This dissertation, by Andrés Ibarra Cordero, examines how a corpus of late twentieth-century novels convey literary representations of queer chronotopes. The analyses of this corpus are informed by the critical underpinning of scholars such as Carolyn Dinshaw (1999), Lee Edelman (2004), Heather Love (2007), and Elizabeth Freeman (2010).
I examine how my chosen literary narratives undermine normative views of how queer subjects identify over time, refusing hegemonic processes and rejecting liberal agendas of assimilation, as endorsed by post-Stonewall gay politics. Drawing on Bakhtin’s concept of the chronotope (1996), and Peeren’s critical contribution on Bakhtin’s theorisation (2008), I use the chronotope as the configuration of time-space coordinators which produces narrative meaning and articulate literary identities.
In my critical intervention to re-adapt Bakhtin’s concept, my thesis concludes that queer chronotopes destabilise cultural understandings of time’s linearity, chronology, progress, and reproductive futurity. In doing so, I further examine the productivity of specific cultural concepts, such as, “backwardness”, “coming-out”, “temporal drag”, and “decadence”.

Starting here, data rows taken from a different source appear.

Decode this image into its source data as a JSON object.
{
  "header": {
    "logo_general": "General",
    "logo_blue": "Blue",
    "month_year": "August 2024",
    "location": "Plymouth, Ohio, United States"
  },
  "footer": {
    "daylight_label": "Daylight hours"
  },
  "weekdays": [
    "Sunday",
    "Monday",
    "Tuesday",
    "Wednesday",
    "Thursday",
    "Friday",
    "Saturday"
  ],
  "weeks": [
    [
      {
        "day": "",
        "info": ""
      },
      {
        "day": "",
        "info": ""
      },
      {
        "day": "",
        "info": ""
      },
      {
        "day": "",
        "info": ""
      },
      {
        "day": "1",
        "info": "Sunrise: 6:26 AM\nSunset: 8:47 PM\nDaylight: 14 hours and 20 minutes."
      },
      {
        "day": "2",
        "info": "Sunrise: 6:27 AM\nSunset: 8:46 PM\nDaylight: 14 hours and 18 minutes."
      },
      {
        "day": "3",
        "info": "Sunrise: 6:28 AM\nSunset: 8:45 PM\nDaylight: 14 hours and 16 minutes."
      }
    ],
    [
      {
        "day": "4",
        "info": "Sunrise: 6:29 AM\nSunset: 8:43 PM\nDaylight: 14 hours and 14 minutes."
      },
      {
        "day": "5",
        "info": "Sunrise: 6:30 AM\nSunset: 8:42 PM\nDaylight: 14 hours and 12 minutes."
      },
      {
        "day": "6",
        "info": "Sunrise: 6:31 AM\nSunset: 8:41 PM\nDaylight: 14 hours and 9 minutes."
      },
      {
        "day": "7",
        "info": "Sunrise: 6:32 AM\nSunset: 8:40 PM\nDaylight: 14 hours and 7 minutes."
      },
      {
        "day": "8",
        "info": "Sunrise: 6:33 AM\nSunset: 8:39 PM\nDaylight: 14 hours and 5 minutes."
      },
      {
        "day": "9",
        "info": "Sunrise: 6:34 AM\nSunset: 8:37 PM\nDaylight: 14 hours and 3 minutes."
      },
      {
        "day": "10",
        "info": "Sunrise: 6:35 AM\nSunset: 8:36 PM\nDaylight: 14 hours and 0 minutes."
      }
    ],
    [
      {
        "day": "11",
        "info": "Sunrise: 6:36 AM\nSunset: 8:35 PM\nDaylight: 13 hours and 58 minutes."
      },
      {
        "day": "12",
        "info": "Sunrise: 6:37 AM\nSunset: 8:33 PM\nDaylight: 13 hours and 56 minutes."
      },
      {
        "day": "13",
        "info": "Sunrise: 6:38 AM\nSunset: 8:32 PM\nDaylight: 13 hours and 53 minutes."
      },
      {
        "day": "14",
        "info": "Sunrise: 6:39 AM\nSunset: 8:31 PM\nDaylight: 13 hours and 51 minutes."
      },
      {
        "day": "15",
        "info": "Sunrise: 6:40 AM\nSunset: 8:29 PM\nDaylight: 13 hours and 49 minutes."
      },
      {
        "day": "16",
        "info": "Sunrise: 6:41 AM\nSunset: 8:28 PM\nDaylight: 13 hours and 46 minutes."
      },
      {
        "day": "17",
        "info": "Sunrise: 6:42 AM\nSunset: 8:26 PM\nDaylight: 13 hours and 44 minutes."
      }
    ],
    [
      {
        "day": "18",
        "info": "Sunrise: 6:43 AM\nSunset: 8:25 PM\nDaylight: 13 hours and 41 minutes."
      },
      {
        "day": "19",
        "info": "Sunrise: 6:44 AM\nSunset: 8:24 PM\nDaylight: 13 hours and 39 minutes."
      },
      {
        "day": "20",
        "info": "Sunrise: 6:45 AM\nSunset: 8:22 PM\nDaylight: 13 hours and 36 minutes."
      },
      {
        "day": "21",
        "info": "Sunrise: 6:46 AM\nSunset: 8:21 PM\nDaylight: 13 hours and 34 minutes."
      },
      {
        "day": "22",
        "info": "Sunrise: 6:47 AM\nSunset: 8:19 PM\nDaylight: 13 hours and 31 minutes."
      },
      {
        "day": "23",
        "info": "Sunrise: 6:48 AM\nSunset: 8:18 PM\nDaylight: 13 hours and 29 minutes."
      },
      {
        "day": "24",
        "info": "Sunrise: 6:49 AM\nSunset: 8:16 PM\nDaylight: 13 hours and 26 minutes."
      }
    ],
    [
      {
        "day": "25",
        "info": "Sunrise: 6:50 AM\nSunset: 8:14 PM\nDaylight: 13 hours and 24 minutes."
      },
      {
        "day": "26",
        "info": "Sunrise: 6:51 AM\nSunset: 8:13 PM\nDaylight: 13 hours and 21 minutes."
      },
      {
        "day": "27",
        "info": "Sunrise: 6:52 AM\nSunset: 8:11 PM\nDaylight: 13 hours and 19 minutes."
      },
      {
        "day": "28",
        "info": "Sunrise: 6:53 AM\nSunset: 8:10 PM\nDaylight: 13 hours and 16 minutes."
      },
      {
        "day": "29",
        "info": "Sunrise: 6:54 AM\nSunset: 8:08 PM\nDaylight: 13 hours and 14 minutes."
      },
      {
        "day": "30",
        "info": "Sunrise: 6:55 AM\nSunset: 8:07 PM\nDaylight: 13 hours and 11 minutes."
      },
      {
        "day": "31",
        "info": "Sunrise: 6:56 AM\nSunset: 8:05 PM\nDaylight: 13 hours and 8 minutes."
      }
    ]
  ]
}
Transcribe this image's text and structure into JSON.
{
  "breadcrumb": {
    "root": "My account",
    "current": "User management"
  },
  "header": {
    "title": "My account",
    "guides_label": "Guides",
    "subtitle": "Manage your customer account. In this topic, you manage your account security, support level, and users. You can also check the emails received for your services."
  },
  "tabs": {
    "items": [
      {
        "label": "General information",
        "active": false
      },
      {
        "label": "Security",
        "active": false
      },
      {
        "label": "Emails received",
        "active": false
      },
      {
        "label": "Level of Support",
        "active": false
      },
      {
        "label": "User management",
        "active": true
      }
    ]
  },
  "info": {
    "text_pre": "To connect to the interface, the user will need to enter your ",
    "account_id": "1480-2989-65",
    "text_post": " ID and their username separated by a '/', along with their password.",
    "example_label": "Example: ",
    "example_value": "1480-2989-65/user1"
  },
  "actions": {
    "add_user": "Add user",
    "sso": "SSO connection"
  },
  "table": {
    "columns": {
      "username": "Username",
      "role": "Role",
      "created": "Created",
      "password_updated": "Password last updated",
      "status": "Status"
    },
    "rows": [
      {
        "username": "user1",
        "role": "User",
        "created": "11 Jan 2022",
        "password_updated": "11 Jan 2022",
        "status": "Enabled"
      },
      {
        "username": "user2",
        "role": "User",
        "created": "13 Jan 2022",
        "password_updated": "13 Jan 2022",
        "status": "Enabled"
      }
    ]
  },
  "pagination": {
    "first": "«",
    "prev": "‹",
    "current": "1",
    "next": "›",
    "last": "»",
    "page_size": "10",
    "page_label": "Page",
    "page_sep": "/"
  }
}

These concepts highlight the chronotope’s capability to shape anachronistic subjectivities, modify genres, subvert traces from a historical past and its memories, and its ability to symbolise a transgressive worldview at odds with modernity’s progress. With their invocation of a regressive past, as a form of cultural memory, queer chronotopes unsettle progressive expectations of gay liberalism and inclusive agendas of equality and assimilation within current sexual politics.